It is strange to me, when I think about too much, that I am one move away from living in all four continental US time zones. This strikes me as odd because I am, at my very core, a person who loathes to move. And even more so, when I was younger, I considered myself to be someone who was going to probably die not far from where they lived most of their life (i.e. – Kansas City, Missouri). Or at the very least, be within driving distance. So, when I stop and really consider that it has been over a decade since I last had a Missouri address, have now called three different states in three different time zones home, and, if I am being honest, feel a strong urge to eventually move to the fourth (preferably Washington or Oregon), it seems like there is a disconnect between who I am now and who I think I am…or at least who I used to be. Continue reading “On The Transmigration of My Soul”→
I have been doing more airline travel in recent years and my desire to NOT pay bag fees has caused me to reevaluate my luggage and packing styles. This led me to utilize a large backpack style suitcase and shoulder bag which allows me to carry on all my necessary items, even for a 1 ½ weeklong trip to both New York and England last year. But that trip also coincided with a bout of on-going backpain (lessened by physical therapy in the months since), and my obsessive need to get my daily miles led to some rather severe bouts of pain as I walked for miles and miles through airport terminals in my quest to reach five-plus miles a day.
So it was that I reevaluated what I carry with me in my everyday bag to work and elsewhere. I took a long look at what I considered the essentials that I always need or would most likely need during an average workday. This is not a new concept as the internet is full of pages and videos devoted to the idea of “prepping” with survivalist and gearheads alike talking about what I was only vaguely aware of beforehand: the Everyday Carry, or EDC. Continue reading “The Everyday Carry -OR- The Makings of the Man Purse”→
Almost two years ago I wrote a post entitled “On Rage Quits and Academia” that was part of a trend of “quit lit” about academics leaving academia. The reasons for their exit and taking to the internet to talk about it varied, but for many of them it was because of the exploitation of the working underclass of higher education commonly called adjuncts.
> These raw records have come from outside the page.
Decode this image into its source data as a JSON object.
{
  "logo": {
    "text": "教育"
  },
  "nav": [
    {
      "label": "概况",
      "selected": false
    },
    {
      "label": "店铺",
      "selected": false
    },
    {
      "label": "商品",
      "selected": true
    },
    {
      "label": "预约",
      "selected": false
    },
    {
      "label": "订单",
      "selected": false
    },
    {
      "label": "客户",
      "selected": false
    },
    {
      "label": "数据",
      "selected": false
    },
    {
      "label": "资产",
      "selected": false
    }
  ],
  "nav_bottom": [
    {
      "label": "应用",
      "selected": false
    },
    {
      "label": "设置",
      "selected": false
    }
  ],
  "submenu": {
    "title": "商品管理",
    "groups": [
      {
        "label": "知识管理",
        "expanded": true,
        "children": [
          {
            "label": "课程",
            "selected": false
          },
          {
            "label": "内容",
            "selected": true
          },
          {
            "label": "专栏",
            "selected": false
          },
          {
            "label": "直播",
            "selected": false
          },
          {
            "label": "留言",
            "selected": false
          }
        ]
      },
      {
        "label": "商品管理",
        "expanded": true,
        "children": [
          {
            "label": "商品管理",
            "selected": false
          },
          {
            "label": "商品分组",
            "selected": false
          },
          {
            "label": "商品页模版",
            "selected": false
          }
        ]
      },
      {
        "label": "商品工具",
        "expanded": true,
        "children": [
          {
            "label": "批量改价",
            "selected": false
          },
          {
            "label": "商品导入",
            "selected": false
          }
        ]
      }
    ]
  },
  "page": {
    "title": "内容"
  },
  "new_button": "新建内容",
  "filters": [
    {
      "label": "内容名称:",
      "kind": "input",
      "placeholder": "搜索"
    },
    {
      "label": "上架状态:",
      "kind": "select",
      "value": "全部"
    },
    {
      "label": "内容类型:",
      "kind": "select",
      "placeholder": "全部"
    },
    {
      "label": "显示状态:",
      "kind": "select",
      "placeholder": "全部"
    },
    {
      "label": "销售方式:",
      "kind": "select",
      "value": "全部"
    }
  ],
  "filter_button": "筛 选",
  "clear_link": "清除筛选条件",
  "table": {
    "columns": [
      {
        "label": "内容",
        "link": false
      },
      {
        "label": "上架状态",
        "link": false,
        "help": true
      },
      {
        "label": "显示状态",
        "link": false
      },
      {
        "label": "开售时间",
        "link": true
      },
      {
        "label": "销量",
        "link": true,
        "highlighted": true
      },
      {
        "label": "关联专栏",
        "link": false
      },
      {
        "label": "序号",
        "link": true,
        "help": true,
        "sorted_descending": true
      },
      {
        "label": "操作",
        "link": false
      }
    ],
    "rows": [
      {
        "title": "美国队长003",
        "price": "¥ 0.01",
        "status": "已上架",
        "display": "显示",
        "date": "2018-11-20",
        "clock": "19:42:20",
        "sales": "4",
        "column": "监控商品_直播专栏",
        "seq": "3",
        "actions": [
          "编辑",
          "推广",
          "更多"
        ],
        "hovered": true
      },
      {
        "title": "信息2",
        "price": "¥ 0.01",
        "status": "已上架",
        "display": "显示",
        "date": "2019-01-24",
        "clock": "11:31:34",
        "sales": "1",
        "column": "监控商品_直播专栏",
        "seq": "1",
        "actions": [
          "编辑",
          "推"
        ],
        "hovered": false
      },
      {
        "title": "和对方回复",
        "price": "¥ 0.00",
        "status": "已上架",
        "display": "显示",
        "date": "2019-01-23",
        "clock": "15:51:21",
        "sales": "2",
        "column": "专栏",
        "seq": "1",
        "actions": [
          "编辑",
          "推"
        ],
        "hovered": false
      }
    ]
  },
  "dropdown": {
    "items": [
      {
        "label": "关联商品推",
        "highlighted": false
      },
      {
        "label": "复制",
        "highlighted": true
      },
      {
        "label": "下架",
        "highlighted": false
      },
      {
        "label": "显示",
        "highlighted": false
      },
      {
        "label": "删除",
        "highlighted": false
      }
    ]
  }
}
I was an adjunct, it is certainly why I left, and that was the experience I wrote about in that post. However, now that it has been almost four years since I left the adjunct life, and three years since I finished sending off the last of my applications to library schools, I would like to reflect upon what I didn’t really talk about before: why libraries are the right place for me. Continue reading “Four Years Gone: Looking Backwards and Forwards”→